When writing scripts in Game Maker Language projects, I have come to realize a couple things that I want to share for anyone else who might be working on GML projects:
GML parsing is a bit loose. This makes the language fault tolerant, which is nice for newbie programmers who don’t need to get beaten up for not following strict syntax. But by enabling you to get away with imprecise syntax, it lets you get in to trouble that isn’t easy to detect.
Strict syntax is your friend, if you have it as an option in the language you’re using, I recommend following it as soon as you’re comfortable. Strive to get comfortable as quickly as possible. Unfortunately, GML does not have a strict mode…so I have the following tips to offer:
- Scripts (sometimes referred to as “programs” in the official Game Maker documentation) are supposed to begin and end with curly braces. The interpreter is forgiving if you don’t do this. But you should always do it.
- GML terminates statements with a semi-colon. The semi-colon is semi-optional, but I recommend using them wherever you intend a line of code to end, so that the interpreter doesn’t have to do extra work guessing that for you. Doing so will make it look like you know Pascal, C, or Java more than you know VB, which is enough reason to do it;) (Usually a statement is more or less the same thing as a line of code in your script file, but some structures may incorporate blocks of code, such as loops or branches.)
- Strings in GML can include line break characters (there’s no escaping with \n or using a character code like CRLF, like there is in most languages), so if you want to have a string with a line break in it, you simply hit the enter key and put a literal line break in your string. The interpreter handles this OK since the string is bounded by double or single quotes, but it’s still a weird thing about the language that they don’t really explain adequately in the documentation. If you’re not using semi-colons where you intend to end a line, it can get confusing to look at a multi-line string declaration that incorporates the line break as part of the string.

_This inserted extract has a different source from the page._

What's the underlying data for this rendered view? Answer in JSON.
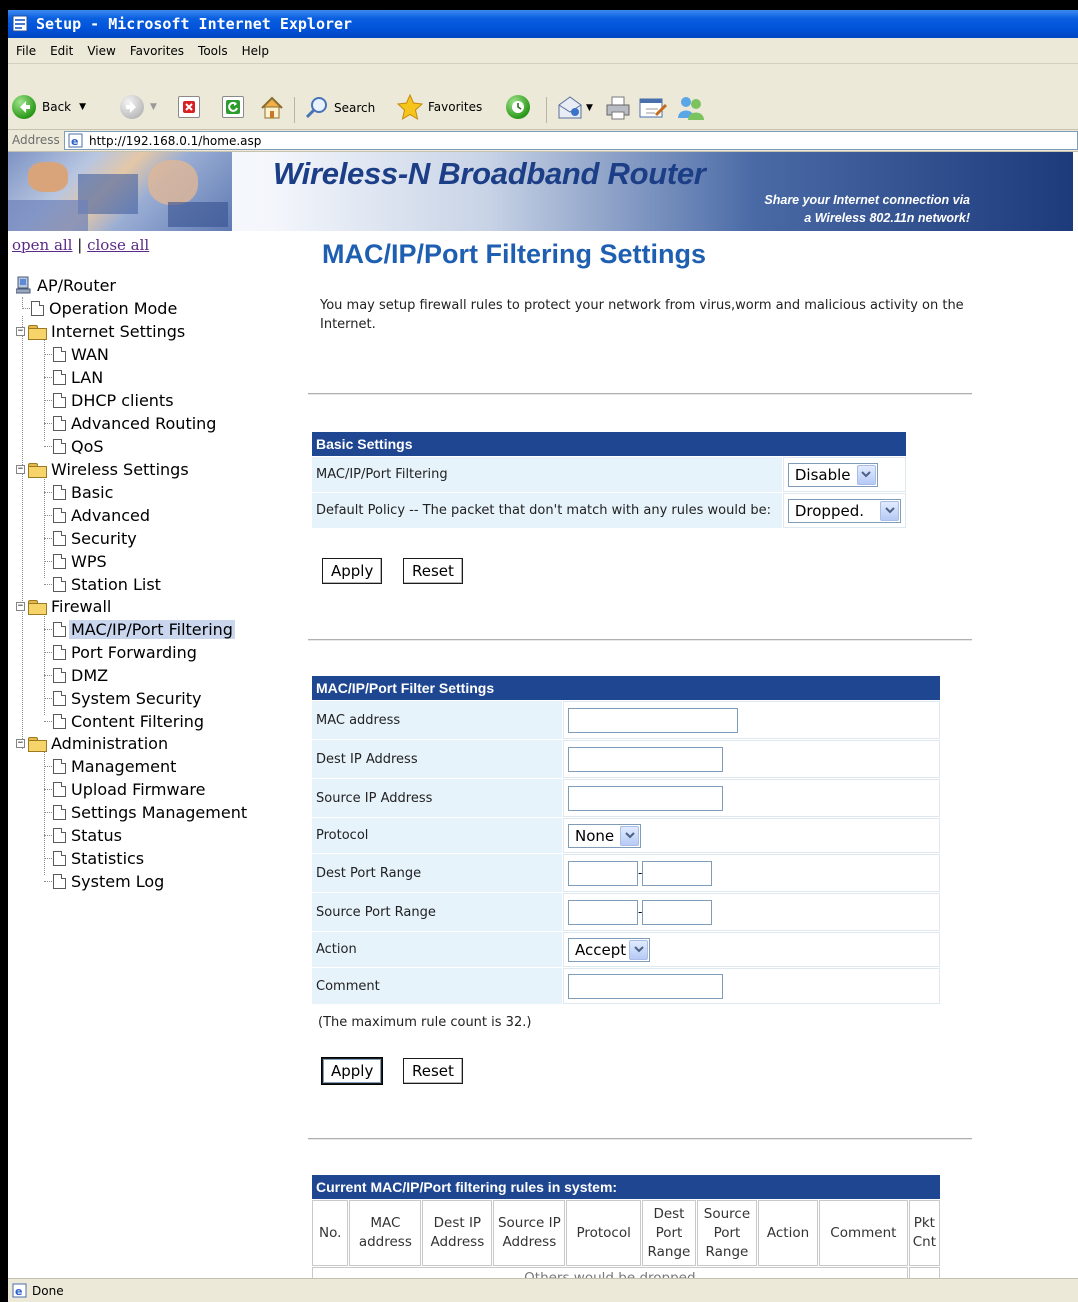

- It’s easy to not scope your variables appropriately without realizing it. GML allows global vars, and has two kinds of locality: locality with respect to an instance of an object, and locality with respect to a script. You shouldn’t use globals unless you really need to; according to the language doc they are slower to access than local variables. I haven’t noticed any difference that I can measure, but I’m sure that it is something that adds up, and at any rate proper scoping is a good habit to get into.When I refactored my project to pull drag-n-drop code out and replace it with scripts that were more re-usable, this caused some of my instance variables to turn into script variables. I had to go back and turn them into instance variables once I discovered that this had happened, and caused some issues with the way the code was executed by the interpreter.If you’re using variables in a script that were not declared in the object somewhere (normally the best place for this is in the object’s
create()event), and you are declaring the variable in the script, but you want to make it an instance-local variable, you can do so. The code to do this is:
That dot between
MyLocalInstanceVaris actually an operator. Knowing this is nifty, but I am not prepared to expound on why just yet.
Keep reading the language specification doc! Every time I go back to it and read, I pick up something I didn’t know, or refine something I thought I knew. One of the really nice things about GML is that it’s a small enough language that you can pick it up and do things with the basic features right away, without needing or being overwhelmed by all the other stuff that you’ll discover as you continue to progress as a developer. And there are enough built-in features in GML that you don’t have to spend a lot of time figuring out how to build sophisticated stuff out of primitives all by yourself.
The more I work in GML, the more respect and appreciation I gain for it. It is not the purest language, nor is it the most powerful, nor is the development environment as rich and sophisticated as a “serious” IDE like Visual Studio or Eclipse, but it is extremely accessible for a non-programmer to pick up and start working with and being effective quickly.